INFORMATION SHOWN –

+===+

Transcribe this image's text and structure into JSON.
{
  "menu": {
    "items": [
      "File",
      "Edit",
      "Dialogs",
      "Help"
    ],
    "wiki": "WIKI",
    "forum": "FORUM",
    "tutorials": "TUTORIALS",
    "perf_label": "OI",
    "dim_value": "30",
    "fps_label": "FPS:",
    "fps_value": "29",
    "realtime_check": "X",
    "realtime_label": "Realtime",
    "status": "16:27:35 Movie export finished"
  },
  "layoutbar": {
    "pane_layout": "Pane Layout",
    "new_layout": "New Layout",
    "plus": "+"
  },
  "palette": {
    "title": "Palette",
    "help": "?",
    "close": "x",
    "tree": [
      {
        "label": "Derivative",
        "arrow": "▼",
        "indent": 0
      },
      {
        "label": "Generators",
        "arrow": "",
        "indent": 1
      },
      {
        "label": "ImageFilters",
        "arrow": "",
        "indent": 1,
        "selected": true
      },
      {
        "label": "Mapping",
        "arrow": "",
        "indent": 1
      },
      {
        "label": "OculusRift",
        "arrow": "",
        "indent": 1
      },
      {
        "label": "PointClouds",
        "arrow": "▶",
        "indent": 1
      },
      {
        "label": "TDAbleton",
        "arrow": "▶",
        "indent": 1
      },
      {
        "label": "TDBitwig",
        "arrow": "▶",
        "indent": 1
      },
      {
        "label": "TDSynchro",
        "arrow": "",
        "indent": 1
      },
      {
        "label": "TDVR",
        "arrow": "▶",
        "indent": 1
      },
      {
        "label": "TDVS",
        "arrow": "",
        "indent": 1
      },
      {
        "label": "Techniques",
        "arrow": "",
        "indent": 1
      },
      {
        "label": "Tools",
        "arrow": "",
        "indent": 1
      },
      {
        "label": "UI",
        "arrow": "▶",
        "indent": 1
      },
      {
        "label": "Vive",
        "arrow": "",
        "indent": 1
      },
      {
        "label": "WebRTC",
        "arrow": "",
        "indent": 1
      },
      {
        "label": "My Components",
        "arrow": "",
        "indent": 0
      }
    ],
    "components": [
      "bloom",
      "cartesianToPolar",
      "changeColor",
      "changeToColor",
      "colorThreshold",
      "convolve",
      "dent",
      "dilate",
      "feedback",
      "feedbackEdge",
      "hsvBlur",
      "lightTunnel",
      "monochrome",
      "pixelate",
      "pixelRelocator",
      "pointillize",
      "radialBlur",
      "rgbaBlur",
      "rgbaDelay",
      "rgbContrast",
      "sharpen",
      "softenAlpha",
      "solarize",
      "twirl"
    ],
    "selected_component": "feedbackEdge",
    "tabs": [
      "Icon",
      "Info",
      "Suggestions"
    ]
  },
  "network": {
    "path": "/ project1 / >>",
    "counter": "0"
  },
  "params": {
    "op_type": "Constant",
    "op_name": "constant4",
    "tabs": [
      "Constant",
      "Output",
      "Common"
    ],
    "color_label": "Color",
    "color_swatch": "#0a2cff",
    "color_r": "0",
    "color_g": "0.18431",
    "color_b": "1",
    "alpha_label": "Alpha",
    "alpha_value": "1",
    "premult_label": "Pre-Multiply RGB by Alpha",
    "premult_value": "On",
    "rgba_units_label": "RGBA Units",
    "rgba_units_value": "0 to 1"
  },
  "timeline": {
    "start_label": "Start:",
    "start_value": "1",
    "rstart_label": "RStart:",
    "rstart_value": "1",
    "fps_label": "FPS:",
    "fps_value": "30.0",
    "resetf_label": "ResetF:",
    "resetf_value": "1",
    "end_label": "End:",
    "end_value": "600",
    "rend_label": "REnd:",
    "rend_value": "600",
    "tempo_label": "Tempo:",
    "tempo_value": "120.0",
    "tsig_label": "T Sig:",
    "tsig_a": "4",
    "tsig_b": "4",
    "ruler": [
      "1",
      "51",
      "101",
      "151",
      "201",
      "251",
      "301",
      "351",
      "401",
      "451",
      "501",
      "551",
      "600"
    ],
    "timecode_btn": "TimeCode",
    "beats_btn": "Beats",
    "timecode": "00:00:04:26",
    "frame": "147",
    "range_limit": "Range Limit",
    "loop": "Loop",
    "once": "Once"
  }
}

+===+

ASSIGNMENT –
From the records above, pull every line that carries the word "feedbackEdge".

TASK ANSWER –
      "feedbackEdge",
    "selected_component": "feedbackEdge",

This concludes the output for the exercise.